Watch the YouTube video below:

This article first appeared on 9.8.17.

Family

Heartwarming comics break down complex parenting issues with ease

Lunarbaboon comics tackle huge, important subjects with an effective, lighthearted touch that you can't help but smile at.

All images by Christopher Grady/Lunarbaboon, used with permission

Writing comics helped a father struggling with anxiety and depression.

Christopher Grady, a father and teacher from Toronto, was struggling with anxiety and depression. That's when he started drawing.

He describes his early cartoons and illustrations as a journal where he'd chronicle everyday moments from his life as a husband, elementary school teacher, and father to two kids.

"I needed a positive place to focus all my thoughts and found that when I was making comics I felt a little bit better," he says.

He began putting a few of his comics online, not expecting much of a response.
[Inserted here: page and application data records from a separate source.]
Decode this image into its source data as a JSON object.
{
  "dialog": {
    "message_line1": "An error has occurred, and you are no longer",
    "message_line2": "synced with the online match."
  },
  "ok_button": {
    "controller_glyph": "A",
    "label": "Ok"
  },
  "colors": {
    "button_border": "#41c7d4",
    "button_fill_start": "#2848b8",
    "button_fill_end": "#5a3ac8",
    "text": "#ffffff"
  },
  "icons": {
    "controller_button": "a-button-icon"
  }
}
But he quickly learned that people were connecting with his work in a deep way.


The comics series called Lunarbaboon was born, and the response to the first few was so powerful that Grady was inspired do more with his comics than just document his own experience.

"I began getting messages from many people about how they connected to the comics and it gave them hope and strength as they went through their own dark times," he says.
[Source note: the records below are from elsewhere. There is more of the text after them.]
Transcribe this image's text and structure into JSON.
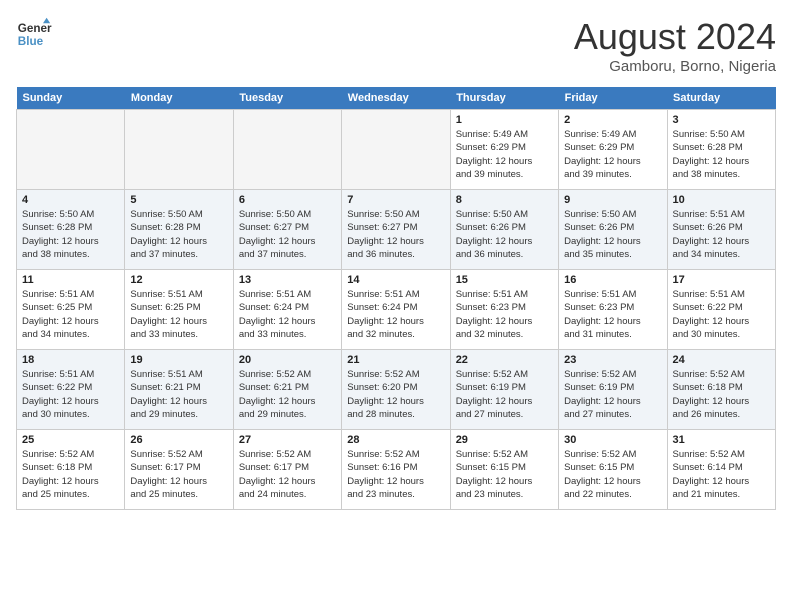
{
  "header": {
    "logo_line1": "General",
    "logo_line2": "Blue",
    "month_title": "August 2024",
    "location": "Gamboru, Borno, Nigeria"
  },
  "weekdays": [
    "Sunday",
    "Monday",
    "Tuesday",
    "Wednesday",
    "Thursday",
    "Friday",
    "Saturday"
  ],
  "weeks": [
    [
      {
        "day": "",
        "info": ""
      },
      {
        "day": "",
        "info": ""
      },
      {
        "day": "",
        "info": ""
      },
      {
        "day": "",
        "info": ""
      },
      {
        "day": "1",
        "info": "Sunrise: 5:49 AM\nSunset: 6:29 PM\nDaylight: 12 hours\nand 39 minutes."
      },
      {
        "day": "2",
        "info": "Sunrise: 5:49 AM\nSunset: 6:29 PM\nDaylight: 12 hours\nand 39 minutes."
      },
      {
        "day": "3",
        "info": "Sunrise: 5:50 AM\nSunset: 6:28 PM\nDaylight: 12 hours\nand 38 minutes."
      }
    ],
    [
      {
        "day": "4",
        "info": "Sunrise: 5:50 AM\nSunset: 6:28 PM\nDaylight: 12 hours\nand 38 minutes."
      },
      {
        "day": "5",
        "info": "Sunrise: 5:50 AM\nSunset: 6:28 PM\nDaylight: 12 hours\nand 37 minutes."
      },
      {
        "day": "6",
        "info": "Sunrise: 5:50 AM\nSunset: 6:27 PM\nDaylight: 12 hours\nand 37 minutes."
      },
      {
        "day": "7",
        "info": "Sunrise: 5:50 AM\nSunset: 6:27 PM\nDaylight: 12 hours\nand 36 minutes."
      },
      {
        "day": "8",
        "info": "Sunrise: 5:50 AM\nSunset: 6:26 PM\nDaylight: 12 hours\nand 36 minutes."
      },
      {
        "day": "9",
        "info": "Sunrise: 5:50 AM\nSunset: 6:26 PM\nDaylight: 12 hours\nand 35 minutes."
      },
      {
        "day": "10",
        "info": "Sunrise: 5:51 AM\nSunset: 6:26 PM\nDaylight: 12 hours\nand 34 minutes."
      }
    ],
    [
      {
        "day": "11",
        "info": "Sunrise: 5:51 AM\nSunset: 6:25 PM\nDaylight: 12 hours\nand 34 minutes."
      },
      {
        "day": "12",
        "info": "Sunrise: 5:51 AM\nSunset: 6:25 PM\nDaylight: 12 hours\nand 33 minutes."
      },
      {
        "day": "13",
        "info": "Sunrise: 5:51 AM\nSunset: 6:24 PM\nDaylight: 12 hours\nand 33 minutes."
      },
      {
        "day": "14",
        "info": "Sunrise: 5:51 AM\nSunset: 6:24 PM\nDaylight: 12 hours\nand 32 minutes."
      },
      {
        "day": "15",
        "info": "Sunrise: 5:51 AM\nSunset: 6:23 PM\nDaylight: 12 hours\nand 32 minutes."
      },
      {
        "day": "16",
        "info": "Sunrise: 5:51 AM\nSunset: 6:23 PM\nDaylight: 12 hours\nand 31 minutes."
      },
      {
        "day": "17",
        "info": "Sunrise: 5:51 AM\nSunset: 6:22 PM\nDaylight: 12 hours\nand 30 minutes."
      }
    ],
    [
      {
        "day": "18",
        "info": "Sunrise: 5:51 AM\nSunset: 6:22 PM\nDaylight: 12 hours\nand 30 minutes."
      },
      {
        "day": "19",
        "info": "Sunrise: 5:51 AM\nSunset: 6:21 PM\nDaylight: 12 hours\nand 29 minutes."
      },
      {
        "day": "20",
        "info": "Sunrise: 5:52 AM\nSunset: 6:21 PM\nDaylight: 12 hours\nand 29 minutes."
      },
      {
        "day": "21",
        "info": "Sunrise: 5:52 AM\nSunset: 6:20 PM\nDaylight: 12 hours\nand 28 minutes."
      },
      {
        "day": "22",
        "info": "Sunrise: 5:52 AM\nSunset: 6:19 PM\nDaylight: 12 hours\nand 27 minutes."
      },
      {
        "day": "23",
        "info": "Sunrise: 5:52 AM\nSunset: 6:19 PM\nDaylight: 12 hours\nand 27 minutes."
      },
      {
        "day": "24",
        "info": "Sunrise: 5:52 AM\nSunset: 6:18 PM\nDaylight: 12 hours\nand 26 minutes."
      }
    ],
    [
      {
        "day": "25",
        "info": "Sunrise: 5:52 AM\nSunset: 6:18 PM\nDaylight: 12 hours\nand 25 minutes."
      },
      {
        "day": "26",
        "info": "Sunrise: 5:52 AM\nSunset: 6:17 PM\nDaylight: 12 hours\nand 25 minutes."
      },
      {
        "day": "27",
        "info": "Sunrise: 5:52 AM\nSunset: 6:17 PM\nDaylight: 12 hours\nand 24 minutes."
      },
      {
        "day": "28",
        "info": "Sunrise: 5:52 AM\nSunset: 6:16 PM\nDaylight: 12 hours\nand 23 minutes."
      },
      {
        "day": "29",
        "info": "Sunrise: 5:52 AM\nSunset: 6:15 PM\nDaylight: 12 hours\nand 23 minutes."
      },
      {
        "day": "30",
        "info": "Sunrise: 5:52 AM\nSunset: 6:15 PM\nDaylight: 12 hours\nand 22 minutes."
      },
      {
        "day": "31",
        "info": "Sunrise: 5:52 AM\nSunset: 6:14 PM\nDaylight: 12 hours\nand 21 minutes."
      }
    ]
  ]
}
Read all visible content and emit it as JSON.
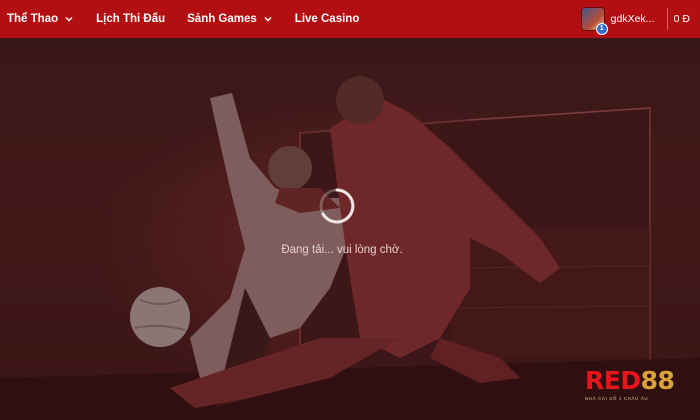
{
  "nav": {
    "items": [
      {
        "label": "Thể Thao",
        "has_dropdown": true
      },
      {
        "label": "Lịch Thi Đấu",
        "has_dropdown": false
      },
      {
        "label": "Sảnh Games",
        "has_dropdown": true
      },
      {
        "label": "Live Casino",
        "has_dropdown": false
      }
    ]
  },
  "user": {
    "name": "gdkXek...",
    "badge": "1",
    "balance": "0 Đ"
  },
  "loading": {
    "text": "Đang tải... vui lòng chờ."
  },
  "brand": {
    "part1": "RED",
    "part2": "88",
    "tagline": "NHÀ CÁI SỐ 1 CHÂU ÂU",
    "color_primary": "#e8141c",
    "color_accent": "#d9a23a"
  },
  "theme": {
    "navbar_bg": "#b30f12",
    "page_bg": "#3a1a1b"
  }
}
"When they look back…they probably won't remember what was said…or where you were when you said it. They may not remember any details of your time together. But they will remember that you were there…and that's what matters most."

"Usually the circle of people we can support, help, influence is limited to our families, friends, coworkers, random stranger at the bus stop, but with my comic I suddenly found my circle of power was much much larger," Grady explains. "I guess I decided to use this power for good."
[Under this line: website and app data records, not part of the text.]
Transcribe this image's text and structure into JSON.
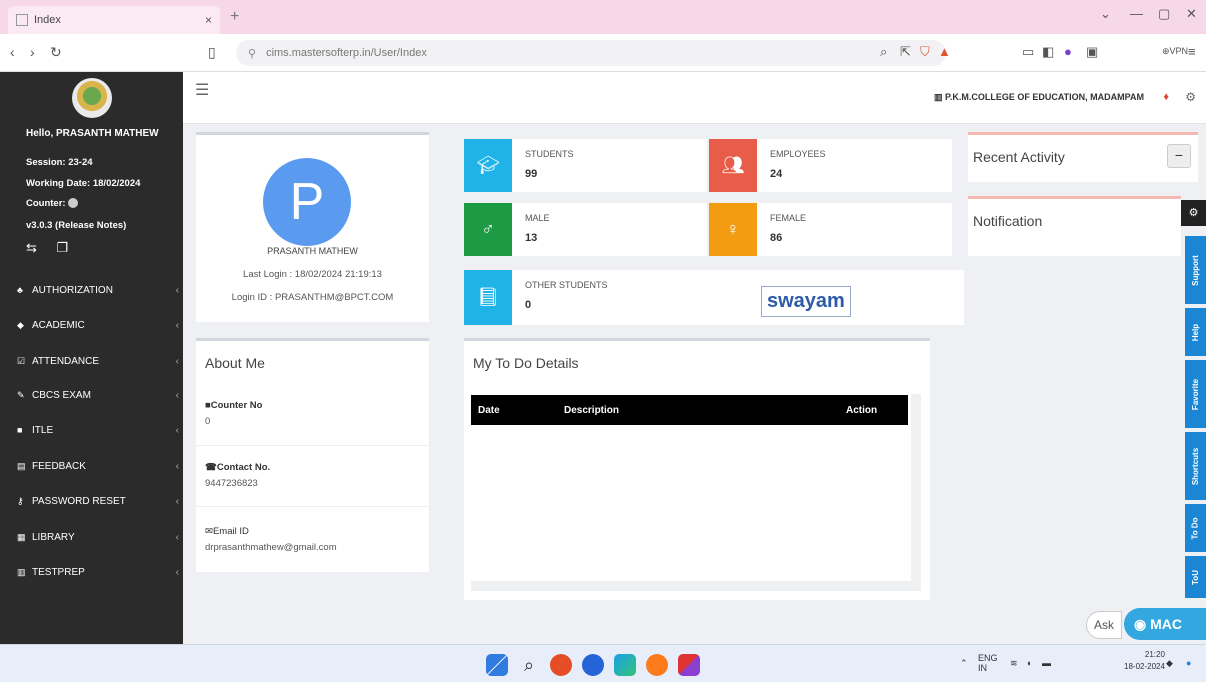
{
  "browser": {
    "tab_title": "Index",
    "tab_close": "×",
    "new_tab": "+",
    "url": "cims.mastersofterp.in/User/Index",
    "vpn_label": "⊕VPN",
    "win_minimize": "—",
    "win_maximize": "▢",
    "win_close": "✕"
  },
  "sidebar": {
    "greeting": "Hello, PRASANTH MATHEW",
    "session": "Session: 23-24",
    "working_date": "Working Date: 18/02/2024",
    "counter": "Counter:",
    "version": "v3.0.3 (Release Notes)",
    "menu": [
      {
        "label": "AUTHORIZATION",
        "icon": "users-icon"
      },
      {
        "label": "ACADEMIC",
        "icon": "graduation-cap-icon"
      },
      {
        "label": "ATTENDANCE",
        "icon": "check-square-icon"
      },
      {
        "label": "CBCS EXAM",
        "icon": "edit-icon"
      },
      {
        "label": "ITLE",
        "icon": "book-icon"
      },
      {
        "label": "FEEDBACK",
        "icon": "list-icon"
      },
      {
        "label": "PASSWORD RESET",
        "icon": "key-icon"
      },
      {
        "label": "LIBRARY",
        "icon": "building-icon"
      },
      {
        "label": "TESTPREP",
        "icon": "file-icon"
      }
    ]
  },
  "header": {
    "college": "P.K.M.COLLEGE OF EDUCATION, MADAMPAM"
  },
  "profile": {
    "initial": "P",
    "name": "PRASANTH MATHEW",
    "last_login": "Last Login : 18/02/2024 21:19:13",
    "login_id": "Login ID : PRASANTHM@BPCT.COM"
  },
  "about": {
    "title": "About Me",
    "counter_label": "Counter No",
    "counter_value": "0",
    "contact_label": "Contact No.",
    "contact_value": "9447236823",
    "email_label": "Email ID",
    "email_value": "drprasanthmathew@gmail.com"
  },
  "stats": [
    {
      "label": "STUDENTS",
      "value": "99",
      "color": "#1fb3e8",
      "icon": "graduation-cap-icon"
    },
    {
      "label": "EMPLOYEES",
      "value": "24",
      "color": "#e85c4a",
      "icon": "users-icon"
    },
    {
      "label": "MALE",
      "value": "13",
      "color": "#1c9a44",
      "icon": "male-icon"
    },
    {
      "label": "FEMALE",
      "value": "86",
      "color": "#f39c12",
      "icon": "female-icon"
    },
    {
      "label": "OTHER STUDENTS",
      "value": "0",
      "color": "#1fb3e8",
      "icon": "book-icon"
    }
  ],
  "swayam": "swayam",
  "todo": {
    "title": "My To Do Details",
    "columns": [
      "Date",
      "Description",
      "Action"
    ]
  },
  "right": {
    "recent_activity": "Recent Activity",
    "notification": "Notification",
    "collapse": "−"
  },
  "side_tabs": [
    "Support",
    "Help",
    "Favorite",
    "Shortcuts",
    "To Do",
    "ToU"
  ],
  "chat": {
    "ask": "Ask",
    "brand": "MAC"
  },
  "taskbar": {
    "lang_top": "ENG",
    "lang_bottom": "IN",
    "time": "21:20",
    "date": "18-02-2024"
  }
}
Grady continued to draw, making a point to infuse the panels with his own special brand of positivity.

"Kids are always watching adults and they look to the adults as role models," he says. "I try to show (my kids and students) that even with all my flaws and weaknesses I am still a good person and I can still make a positive change in the world."

Lunarbaboon comics tackle huge, important subjects with an effective, lighthearted touch that you can't help but smile at.

Check out Grady's take on teaching his son about consent. (All images by Christopher Grady/Lunarbaboon, used with permission.)

consent, relationship advice, father son advice, family

A comic about listening and respecting your partner.

All images by Christopher Grady/Lunarbaboon, used with permission

Here's one about parents being supportive of a gay son or daughter.

sexual orientation, parenting gay children, positive messages, gender orientation

Parents being supportive of their gay son.

All images by Christopher Grady/Lunarbaboon, used with permission

On raising girls in a patriarchal world.

adulting, education, medical field, dreams

Comic encourages girls to chase all their dreams.

All images by Christopher Grady/Lunarbaboon, used with permission

And here's a sweet one about appreciating the heck out of his wife.

motherhood, moms, childbirth, family

Mom one ups dad easily.

All images by Christopher Grady/Lunarbaboon, used with permission

Big topics. Important issues. Grady tackles them with humility and ease.

As Lunarbaboon has continued to grow, Grady says the messages of support he gets have become increasingly powerful.

He certainly doesn't claim to have all the answers to all the complexities of parenting, but he does say that "people like knowing they aren't alone in life's daily struggles. Most people who contact me just want to say thank you for putting something positive into the world."

Grady doesn't expect his Lunarbaboon comics to fix rape culture or end bigotry. He just hopes his message of love, inclusion, and positivity continues to spread.

inclusion, gender roles, social anxiety, happy

Teaching children to accept what might be different.

All images by Christopher Grady/Lunarbaboon, used with permission

"My hope is that for the short time people read it they smile and feel good," he says. "Then I hope they take that good feeling and smile into the world and make it slightly brighter."

You can check out even more of Grady's awesome work over on his website or in his newly published book.


This article was originally published on 11.30.17